[Interface dataset entries]
--- START ---

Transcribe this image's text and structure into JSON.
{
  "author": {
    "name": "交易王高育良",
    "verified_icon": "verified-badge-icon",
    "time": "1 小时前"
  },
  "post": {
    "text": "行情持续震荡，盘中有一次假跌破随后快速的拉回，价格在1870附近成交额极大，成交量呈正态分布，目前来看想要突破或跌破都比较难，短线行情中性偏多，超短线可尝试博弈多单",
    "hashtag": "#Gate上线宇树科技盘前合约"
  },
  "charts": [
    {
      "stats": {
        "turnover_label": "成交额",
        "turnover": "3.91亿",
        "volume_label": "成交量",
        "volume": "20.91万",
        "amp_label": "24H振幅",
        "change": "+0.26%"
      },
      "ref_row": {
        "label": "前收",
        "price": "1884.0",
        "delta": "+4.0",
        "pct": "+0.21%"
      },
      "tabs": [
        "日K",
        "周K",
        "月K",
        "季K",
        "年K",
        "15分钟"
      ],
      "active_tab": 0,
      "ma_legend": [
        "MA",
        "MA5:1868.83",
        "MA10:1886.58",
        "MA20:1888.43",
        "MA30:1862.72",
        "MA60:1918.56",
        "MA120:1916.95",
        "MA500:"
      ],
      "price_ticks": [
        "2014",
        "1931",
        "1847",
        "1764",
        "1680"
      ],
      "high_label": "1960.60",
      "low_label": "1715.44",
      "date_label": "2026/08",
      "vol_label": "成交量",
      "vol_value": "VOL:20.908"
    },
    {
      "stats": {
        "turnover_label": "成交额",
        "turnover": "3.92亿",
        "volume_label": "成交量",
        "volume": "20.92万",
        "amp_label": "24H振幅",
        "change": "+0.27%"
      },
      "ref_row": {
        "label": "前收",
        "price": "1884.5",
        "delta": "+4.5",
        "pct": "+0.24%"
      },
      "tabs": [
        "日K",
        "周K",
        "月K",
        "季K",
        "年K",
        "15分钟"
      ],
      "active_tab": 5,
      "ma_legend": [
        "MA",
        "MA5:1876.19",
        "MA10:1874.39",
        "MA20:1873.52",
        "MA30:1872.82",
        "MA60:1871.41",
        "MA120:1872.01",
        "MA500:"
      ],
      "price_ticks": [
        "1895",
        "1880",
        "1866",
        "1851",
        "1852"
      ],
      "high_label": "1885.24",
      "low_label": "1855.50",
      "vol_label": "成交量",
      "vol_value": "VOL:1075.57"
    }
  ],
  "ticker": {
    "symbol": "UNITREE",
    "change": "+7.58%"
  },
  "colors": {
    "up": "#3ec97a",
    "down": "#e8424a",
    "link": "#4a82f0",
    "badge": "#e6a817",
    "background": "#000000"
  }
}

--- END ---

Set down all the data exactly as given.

YOUR RESPONSE
Transcribe this image's text and structure into JSON.
{
  "author": {
    "name": "交易王高育良",
    "verified_icon": "verified-badge-icon",
    "time": "1 小时前"
  },
  "post": {
    "text": "行情持续震荡，盘中有一次假跌破随后快速的拉回，价格在1870附近成交额极大，成交量呈正态分布，目前来看想要突破或跌破都比较难，短线行情中性偏多，超短线可尝试博弈多单",
    "hashtag": "#Gate上线宇树科技盘前合约"
  },
  "charts": [
    {
      "stats": {
        "turnover_label": "成交额",
        "turnover": "3.91亿",
        "volume_label": "成交量",
        "volume": "20.91万",
        "amp_label": "24H振幅",
        "change": "+0.26%"
      },
      "ref_row": {
        "label": "前收",
        "price": "1884.0",
        "delta": "+4.0",
        "pct": "+0.21%"
      },
      "tabs": [
        "日K",
        "周K",
        "月K",
        "季K",
        "年K",
        "15分钟"
      ],
      "active_tab": 0,
      "ma_legend": [
        "MA",
        "MA5:1868.83",
        "MA10:1886.58",
        "MA20:1888.43",
        "MA30:1862.72",
        "MA60:1918.56",
        "MA120:1916.95",
        "MA500:"
      ],
      "price_ticks": [
        "2014",
        "1931",
        "1847",
        "1764",
        "1680"
      ],
      "high_label": "1960.60",
      "low_label": "1715.44",
      "date_label": "2026/08",
      "vol_label": "成交量",
      "vol_value": "VOL:20.908"
    },
    {
      "stats": {
        "turnover_label": "成交额",
        "turnover": "3.92亿",
        "volume_label": "成交量",
        "volume": "20.92万",
        "amp_label": "24H振幅",
        "change": "+0.27%"
      },
      "ref_row": {
        "label": "前收",
        "price": "1884.5",
        "delta": "+4.5",
        "pct": "+0.24%"
      },
      "tabs": [
        "日K",
        "周K",
        "月K",
        "季K",
        "年K",
        "15分钟"
      ],
      "active_tab": 5,
      "ma_legend": [
        "MA",
        "MA5:1876.19",
        "MA10:1874.39",
        "MA20:1873.52",
        "MA30:1872.82",
        "MA60:1871.41",
        "MA120:1872.01",
        "MA500:"
      ],
      "price_ticks": [
        "1895",
        "1880",
        "1866",
        "1851",
        "1852"
      ],
      "high_label": "1885.24",
      "low_label": "1855.50",
      "vol_label": "成交量",
      "vol_value": "VOL:1075.57"
    }
  ],
  "ticker": {
    "symbol": "UNITREE",
    "change": "+7.58%"
  },
  "colors": {
    "up": "#3ec97a",
    "down": "#e8424a",
    "link": "#4a82f0",
    "badge": "#e6a817",
    "background": "#000000"
  }
}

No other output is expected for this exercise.